## WORK TO BE COMPLETED
The lines you return should be those containing the string "following", taken from the data below.

[Collected data]
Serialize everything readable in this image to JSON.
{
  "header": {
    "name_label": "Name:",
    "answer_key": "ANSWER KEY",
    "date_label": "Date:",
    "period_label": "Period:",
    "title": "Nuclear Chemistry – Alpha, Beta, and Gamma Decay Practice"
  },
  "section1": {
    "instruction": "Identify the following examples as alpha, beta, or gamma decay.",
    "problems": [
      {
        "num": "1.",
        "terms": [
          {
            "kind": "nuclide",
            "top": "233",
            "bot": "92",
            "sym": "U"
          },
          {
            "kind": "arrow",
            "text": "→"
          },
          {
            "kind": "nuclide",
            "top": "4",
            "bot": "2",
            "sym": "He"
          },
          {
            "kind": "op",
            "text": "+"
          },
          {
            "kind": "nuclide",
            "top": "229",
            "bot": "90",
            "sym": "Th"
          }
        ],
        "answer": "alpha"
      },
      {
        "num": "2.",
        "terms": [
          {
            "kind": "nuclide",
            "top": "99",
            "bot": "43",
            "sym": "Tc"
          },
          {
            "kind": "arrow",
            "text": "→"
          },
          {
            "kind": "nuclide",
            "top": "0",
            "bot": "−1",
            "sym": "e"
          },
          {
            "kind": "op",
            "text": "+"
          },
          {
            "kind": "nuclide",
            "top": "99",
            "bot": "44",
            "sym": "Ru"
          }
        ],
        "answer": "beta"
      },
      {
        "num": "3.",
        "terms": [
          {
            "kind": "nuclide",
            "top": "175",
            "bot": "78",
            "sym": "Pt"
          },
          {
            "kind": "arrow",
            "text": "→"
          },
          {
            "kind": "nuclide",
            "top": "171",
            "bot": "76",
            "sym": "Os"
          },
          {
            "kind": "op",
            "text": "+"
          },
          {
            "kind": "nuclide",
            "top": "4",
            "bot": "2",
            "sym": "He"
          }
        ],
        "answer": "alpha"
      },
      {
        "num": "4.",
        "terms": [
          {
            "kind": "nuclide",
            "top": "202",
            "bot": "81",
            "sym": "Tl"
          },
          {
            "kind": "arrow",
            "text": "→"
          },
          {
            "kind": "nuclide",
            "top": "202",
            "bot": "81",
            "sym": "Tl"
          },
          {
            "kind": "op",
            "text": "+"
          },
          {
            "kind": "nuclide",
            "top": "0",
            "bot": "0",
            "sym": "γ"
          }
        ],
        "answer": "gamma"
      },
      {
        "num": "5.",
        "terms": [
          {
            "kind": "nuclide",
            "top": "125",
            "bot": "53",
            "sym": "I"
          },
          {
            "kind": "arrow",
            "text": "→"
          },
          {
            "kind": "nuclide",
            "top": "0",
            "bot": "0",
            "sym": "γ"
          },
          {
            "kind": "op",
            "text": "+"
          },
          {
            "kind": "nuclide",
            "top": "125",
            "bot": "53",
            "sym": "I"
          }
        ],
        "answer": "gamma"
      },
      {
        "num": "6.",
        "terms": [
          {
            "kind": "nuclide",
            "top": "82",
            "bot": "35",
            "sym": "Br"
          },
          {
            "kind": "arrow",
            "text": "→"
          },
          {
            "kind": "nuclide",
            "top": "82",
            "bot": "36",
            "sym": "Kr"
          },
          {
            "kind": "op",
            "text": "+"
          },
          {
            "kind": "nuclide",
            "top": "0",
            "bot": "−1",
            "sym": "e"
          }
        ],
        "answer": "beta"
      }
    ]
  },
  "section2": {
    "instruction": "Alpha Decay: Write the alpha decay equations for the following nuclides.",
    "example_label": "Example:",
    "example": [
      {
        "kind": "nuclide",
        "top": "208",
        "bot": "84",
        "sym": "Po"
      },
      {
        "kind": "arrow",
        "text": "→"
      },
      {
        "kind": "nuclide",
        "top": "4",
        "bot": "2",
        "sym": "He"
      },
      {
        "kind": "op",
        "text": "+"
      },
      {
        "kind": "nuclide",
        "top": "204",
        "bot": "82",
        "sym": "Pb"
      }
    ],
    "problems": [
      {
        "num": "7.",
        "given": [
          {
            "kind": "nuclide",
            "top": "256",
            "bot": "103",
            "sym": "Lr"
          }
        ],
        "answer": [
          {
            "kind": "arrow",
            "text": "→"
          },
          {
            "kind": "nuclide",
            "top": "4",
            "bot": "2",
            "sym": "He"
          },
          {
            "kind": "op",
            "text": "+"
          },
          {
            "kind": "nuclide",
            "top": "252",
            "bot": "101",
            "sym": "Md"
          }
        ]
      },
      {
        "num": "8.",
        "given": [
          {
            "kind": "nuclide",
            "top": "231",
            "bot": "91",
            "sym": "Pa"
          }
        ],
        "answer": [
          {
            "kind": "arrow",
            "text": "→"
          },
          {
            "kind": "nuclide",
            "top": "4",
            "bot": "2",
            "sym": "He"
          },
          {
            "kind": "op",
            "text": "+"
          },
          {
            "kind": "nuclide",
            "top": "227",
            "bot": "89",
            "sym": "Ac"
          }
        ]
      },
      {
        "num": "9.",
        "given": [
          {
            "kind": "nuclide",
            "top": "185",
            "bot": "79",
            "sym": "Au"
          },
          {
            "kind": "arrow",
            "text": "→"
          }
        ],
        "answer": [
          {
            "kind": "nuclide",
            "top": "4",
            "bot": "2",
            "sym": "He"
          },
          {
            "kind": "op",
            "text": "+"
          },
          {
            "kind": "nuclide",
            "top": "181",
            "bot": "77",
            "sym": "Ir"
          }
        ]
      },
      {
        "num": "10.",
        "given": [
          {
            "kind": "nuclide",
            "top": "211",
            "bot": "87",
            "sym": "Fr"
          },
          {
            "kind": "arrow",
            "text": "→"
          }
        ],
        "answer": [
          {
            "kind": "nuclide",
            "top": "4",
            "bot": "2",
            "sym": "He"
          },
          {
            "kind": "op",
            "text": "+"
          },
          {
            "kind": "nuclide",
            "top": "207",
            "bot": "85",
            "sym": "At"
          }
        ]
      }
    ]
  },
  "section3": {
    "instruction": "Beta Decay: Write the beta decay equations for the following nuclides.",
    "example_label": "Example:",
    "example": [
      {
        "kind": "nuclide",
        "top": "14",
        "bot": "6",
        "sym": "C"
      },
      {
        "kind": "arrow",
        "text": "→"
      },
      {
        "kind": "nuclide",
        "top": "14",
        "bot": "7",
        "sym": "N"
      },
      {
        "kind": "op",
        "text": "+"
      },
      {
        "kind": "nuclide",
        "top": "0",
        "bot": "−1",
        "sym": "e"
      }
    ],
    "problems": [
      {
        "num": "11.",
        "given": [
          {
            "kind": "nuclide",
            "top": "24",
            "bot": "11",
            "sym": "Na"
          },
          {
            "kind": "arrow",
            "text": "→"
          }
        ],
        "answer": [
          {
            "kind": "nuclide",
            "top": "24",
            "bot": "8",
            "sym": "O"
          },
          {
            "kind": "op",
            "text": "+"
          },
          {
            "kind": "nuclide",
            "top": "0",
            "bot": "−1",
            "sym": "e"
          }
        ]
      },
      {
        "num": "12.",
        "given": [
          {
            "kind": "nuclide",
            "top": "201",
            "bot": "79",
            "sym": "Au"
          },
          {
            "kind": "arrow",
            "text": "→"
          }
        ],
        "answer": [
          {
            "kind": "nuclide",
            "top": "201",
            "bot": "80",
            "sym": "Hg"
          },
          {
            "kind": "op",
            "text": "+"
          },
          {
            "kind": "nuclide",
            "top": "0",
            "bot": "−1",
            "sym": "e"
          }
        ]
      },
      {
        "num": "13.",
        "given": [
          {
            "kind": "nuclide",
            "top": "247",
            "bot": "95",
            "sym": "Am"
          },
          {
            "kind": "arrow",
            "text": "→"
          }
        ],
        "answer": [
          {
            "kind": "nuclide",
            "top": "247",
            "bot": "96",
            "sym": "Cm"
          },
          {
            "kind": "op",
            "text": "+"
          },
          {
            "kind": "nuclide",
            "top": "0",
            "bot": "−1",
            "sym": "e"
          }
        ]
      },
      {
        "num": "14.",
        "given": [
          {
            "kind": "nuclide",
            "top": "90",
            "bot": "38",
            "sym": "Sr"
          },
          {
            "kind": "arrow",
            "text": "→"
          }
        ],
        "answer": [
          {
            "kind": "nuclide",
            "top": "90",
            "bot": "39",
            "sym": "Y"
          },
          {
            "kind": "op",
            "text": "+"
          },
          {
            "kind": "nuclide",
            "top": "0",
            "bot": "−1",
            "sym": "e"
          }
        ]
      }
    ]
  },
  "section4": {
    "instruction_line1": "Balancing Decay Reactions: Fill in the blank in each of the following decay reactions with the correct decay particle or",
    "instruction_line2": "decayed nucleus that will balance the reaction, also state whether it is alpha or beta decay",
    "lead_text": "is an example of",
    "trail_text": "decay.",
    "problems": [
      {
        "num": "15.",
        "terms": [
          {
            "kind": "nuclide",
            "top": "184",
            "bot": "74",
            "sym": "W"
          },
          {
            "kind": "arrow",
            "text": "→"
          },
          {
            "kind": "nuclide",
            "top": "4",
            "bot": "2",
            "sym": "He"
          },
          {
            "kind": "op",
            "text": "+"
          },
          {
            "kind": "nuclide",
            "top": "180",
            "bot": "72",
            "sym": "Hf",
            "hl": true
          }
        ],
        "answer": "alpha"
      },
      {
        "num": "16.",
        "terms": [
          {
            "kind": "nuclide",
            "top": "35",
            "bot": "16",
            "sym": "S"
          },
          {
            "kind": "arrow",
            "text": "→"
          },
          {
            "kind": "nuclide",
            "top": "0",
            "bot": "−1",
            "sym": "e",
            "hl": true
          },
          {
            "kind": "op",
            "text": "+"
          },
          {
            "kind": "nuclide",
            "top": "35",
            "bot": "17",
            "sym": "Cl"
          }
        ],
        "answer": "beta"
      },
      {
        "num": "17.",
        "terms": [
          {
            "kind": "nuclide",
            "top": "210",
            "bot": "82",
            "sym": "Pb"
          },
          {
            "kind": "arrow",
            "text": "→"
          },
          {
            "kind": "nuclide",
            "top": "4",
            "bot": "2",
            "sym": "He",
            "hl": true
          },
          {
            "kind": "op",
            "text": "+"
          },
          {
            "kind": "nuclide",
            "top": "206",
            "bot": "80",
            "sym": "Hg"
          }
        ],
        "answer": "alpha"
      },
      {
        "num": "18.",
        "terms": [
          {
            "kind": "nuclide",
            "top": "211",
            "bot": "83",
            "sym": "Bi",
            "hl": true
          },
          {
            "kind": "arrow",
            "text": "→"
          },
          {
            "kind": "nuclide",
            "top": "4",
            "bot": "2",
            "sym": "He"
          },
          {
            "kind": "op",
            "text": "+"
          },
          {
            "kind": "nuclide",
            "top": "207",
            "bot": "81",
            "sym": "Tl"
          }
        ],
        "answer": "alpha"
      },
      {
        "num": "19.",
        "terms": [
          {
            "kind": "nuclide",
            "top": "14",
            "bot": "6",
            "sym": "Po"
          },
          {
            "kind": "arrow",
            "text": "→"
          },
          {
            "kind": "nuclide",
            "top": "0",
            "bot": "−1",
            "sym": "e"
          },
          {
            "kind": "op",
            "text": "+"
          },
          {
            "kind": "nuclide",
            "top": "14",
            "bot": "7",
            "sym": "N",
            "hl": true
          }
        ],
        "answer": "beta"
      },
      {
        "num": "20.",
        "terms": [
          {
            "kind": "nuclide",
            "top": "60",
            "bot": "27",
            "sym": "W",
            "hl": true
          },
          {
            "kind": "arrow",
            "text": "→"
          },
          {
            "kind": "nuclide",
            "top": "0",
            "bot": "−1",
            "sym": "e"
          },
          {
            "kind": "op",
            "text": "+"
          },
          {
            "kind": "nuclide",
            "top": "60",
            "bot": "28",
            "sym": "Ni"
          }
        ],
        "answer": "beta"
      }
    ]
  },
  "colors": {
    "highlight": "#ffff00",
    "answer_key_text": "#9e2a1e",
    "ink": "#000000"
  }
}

## ANSWER SECTION
    "instruction": "Identify the following examples as alpha, beta, or gamma decay.",
    "instruction": "Alpha Decay: Write the alpha decay equations for the following nuclides.",
    "instruction": "Beta Decay: Write the beta decay equations for the following nuclides.",
    "instruction_line1": "Balancing Decay Reactions: Fill in the blank in each of the following decay reactions with the correct decay particle or",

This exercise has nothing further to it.